ASSIGNED TASK
Could you return every line of the material that contains the word "subtitle"?

Content starts

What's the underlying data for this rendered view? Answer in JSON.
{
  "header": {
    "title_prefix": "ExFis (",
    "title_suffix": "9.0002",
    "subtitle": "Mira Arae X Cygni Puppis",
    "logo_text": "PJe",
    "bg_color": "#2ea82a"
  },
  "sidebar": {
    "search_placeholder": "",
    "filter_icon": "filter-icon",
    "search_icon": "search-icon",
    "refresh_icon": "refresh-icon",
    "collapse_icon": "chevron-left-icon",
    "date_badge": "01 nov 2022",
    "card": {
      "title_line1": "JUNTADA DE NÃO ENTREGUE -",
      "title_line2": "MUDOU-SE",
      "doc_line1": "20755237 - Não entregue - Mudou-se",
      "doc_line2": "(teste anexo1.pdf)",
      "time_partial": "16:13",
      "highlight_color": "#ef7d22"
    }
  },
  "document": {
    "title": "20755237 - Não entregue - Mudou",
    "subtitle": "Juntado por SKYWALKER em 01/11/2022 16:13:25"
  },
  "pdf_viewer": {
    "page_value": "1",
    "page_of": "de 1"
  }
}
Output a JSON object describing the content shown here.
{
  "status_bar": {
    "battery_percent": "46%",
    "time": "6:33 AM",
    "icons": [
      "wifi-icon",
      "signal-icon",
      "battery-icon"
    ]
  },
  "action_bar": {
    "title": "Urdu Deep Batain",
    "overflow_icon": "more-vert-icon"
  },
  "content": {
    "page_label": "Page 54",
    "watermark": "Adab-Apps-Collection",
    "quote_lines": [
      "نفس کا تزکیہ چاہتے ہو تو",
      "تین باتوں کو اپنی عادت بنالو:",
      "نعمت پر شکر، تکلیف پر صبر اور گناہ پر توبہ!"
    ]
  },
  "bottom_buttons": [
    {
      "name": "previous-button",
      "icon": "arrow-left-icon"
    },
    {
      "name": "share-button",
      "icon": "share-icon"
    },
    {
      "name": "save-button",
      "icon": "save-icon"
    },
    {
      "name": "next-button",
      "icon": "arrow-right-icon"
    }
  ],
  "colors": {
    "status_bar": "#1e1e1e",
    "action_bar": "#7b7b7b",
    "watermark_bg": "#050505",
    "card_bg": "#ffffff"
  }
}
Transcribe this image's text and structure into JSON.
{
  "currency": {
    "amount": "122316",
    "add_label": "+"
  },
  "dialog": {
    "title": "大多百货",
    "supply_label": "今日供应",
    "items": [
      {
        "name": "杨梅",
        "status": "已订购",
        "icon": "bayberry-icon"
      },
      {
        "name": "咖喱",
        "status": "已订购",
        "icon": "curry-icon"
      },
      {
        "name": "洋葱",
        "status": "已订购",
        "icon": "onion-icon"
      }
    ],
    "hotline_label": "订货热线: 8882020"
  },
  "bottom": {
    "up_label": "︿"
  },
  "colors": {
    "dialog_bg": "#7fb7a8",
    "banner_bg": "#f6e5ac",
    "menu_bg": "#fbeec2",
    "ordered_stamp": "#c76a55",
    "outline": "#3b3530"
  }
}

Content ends

RESPONSE TO THIS EXERCISE
    "subtitle": "Mira Arae X Cygni Puppis",
    "subtitle": "Juntado por SKYWALKER em 01/11/2022 16:13:25"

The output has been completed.